- **Material for this task**:
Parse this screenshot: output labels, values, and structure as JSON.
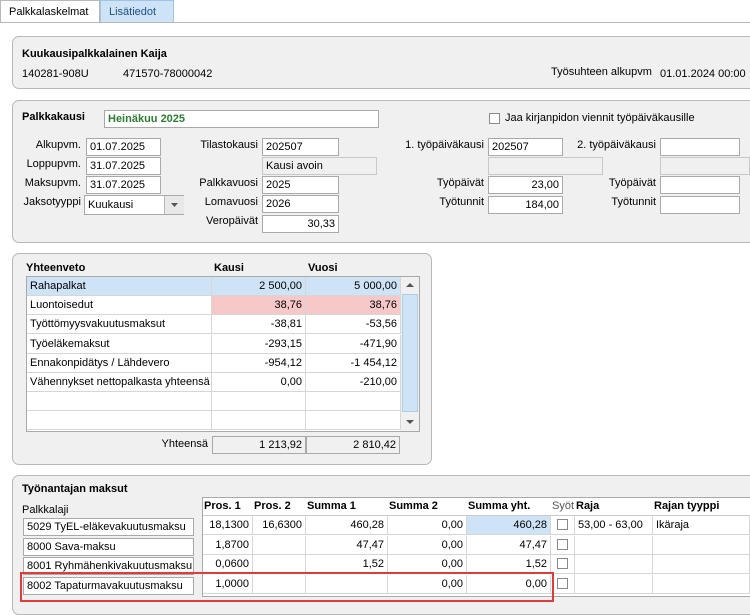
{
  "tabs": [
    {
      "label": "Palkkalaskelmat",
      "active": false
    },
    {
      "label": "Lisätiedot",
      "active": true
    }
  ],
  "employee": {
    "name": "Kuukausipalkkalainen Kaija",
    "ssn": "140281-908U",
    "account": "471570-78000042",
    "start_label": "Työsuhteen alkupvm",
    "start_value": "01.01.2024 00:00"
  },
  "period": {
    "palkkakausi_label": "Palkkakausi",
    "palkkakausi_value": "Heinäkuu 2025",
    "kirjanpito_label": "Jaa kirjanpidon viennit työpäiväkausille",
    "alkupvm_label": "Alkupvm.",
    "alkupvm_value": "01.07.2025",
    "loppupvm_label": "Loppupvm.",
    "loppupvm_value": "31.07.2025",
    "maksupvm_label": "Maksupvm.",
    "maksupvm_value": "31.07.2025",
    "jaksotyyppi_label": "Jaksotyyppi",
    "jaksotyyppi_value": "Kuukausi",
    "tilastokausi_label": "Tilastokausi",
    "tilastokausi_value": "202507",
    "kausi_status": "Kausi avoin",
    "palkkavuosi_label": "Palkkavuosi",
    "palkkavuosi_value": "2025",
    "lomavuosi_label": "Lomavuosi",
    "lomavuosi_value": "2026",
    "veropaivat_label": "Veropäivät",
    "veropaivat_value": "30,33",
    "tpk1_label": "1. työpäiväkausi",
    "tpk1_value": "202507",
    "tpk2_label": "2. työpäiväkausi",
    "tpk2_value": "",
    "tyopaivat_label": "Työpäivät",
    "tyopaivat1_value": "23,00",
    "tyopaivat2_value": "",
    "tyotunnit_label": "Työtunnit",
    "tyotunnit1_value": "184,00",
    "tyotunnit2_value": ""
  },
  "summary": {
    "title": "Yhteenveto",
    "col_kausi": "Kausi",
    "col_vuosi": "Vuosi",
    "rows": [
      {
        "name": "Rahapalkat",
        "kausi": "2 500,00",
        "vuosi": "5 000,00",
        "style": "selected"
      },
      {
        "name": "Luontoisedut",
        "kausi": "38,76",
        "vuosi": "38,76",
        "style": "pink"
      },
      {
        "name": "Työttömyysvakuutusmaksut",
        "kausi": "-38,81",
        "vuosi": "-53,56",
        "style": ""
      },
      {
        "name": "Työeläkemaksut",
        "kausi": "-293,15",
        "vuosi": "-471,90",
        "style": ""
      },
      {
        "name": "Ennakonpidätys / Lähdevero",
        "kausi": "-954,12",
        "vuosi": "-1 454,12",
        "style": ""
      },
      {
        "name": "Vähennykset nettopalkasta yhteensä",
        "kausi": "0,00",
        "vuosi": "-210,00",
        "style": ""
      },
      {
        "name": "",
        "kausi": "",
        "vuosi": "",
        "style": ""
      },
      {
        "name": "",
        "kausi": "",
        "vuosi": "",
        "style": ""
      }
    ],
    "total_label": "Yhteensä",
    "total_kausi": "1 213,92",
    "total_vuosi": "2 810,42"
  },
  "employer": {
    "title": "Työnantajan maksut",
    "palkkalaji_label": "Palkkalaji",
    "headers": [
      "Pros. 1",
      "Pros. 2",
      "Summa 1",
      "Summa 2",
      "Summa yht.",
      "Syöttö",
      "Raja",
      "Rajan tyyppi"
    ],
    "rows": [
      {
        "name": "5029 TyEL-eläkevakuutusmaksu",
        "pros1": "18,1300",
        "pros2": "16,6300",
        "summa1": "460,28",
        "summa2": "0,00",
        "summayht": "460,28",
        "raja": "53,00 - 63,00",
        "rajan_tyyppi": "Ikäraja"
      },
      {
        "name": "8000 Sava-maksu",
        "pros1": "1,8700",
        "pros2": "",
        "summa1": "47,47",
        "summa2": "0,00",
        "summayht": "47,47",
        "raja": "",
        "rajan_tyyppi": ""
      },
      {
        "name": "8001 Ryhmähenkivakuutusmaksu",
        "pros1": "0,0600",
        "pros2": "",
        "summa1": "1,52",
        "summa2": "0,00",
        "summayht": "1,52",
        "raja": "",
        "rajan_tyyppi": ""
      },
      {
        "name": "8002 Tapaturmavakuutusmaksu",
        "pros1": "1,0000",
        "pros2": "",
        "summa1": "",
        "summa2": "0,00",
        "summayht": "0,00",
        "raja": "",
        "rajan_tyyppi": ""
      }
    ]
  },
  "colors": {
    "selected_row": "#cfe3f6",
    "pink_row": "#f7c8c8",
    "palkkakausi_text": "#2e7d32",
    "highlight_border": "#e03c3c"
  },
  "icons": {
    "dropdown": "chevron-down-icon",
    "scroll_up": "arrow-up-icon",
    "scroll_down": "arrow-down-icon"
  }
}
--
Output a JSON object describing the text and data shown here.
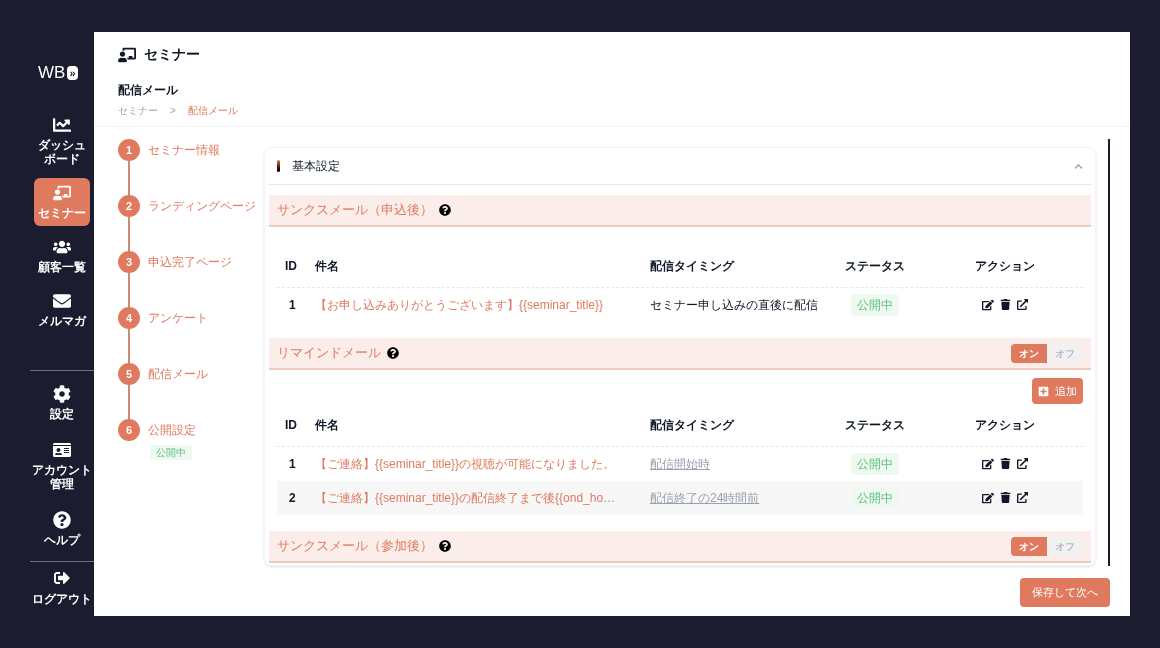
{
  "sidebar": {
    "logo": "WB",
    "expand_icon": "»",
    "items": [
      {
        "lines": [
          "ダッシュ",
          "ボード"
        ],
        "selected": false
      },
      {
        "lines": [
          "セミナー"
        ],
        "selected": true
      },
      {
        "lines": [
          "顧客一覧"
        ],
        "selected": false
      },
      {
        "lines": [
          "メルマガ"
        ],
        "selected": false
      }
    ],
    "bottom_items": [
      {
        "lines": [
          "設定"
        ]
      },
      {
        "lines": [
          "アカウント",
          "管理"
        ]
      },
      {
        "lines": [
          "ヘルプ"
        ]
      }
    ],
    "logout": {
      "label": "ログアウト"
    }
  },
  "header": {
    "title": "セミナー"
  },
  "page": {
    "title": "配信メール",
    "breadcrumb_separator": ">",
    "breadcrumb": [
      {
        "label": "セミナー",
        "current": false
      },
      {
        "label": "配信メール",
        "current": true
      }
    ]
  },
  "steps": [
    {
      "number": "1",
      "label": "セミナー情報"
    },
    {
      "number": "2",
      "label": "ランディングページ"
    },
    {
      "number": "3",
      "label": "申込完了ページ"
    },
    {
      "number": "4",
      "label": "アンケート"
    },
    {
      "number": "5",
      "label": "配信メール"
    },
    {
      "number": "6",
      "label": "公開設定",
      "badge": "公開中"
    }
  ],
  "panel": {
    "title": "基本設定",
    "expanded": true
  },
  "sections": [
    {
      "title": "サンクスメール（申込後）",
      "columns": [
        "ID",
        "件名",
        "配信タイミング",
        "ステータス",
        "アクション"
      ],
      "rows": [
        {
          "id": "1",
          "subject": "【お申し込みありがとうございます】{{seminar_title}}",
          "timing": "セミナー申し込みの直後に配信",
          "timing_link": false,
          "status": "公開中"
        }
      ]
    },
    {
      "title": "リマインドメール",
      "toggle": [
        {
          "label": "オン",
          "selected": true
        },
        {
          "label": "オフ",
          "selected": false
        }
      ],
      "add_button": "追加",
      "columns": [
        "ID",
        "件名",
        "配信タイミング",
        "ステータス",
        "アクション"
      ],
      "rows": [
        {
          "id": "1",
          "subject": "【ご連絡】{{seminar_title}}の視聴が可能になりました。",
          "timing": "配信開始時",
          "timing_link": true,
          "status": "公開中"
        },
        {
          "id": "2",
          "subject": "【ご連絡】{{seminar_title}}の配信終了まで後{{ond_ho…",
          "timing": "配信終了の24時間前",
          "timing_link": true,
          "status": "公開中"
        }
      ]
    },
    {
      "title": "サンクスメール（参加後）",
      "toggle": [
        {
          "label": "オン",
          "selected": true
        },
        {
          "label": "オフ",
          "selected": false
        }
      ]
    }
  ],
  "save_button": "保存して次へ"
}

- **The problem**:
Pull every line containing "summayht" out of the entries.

- **Result of the exercise**:
        "summayht": "460,28",
        "summayht": "47,47",
        "summayht": "1,52",
        "summayht": "0,00",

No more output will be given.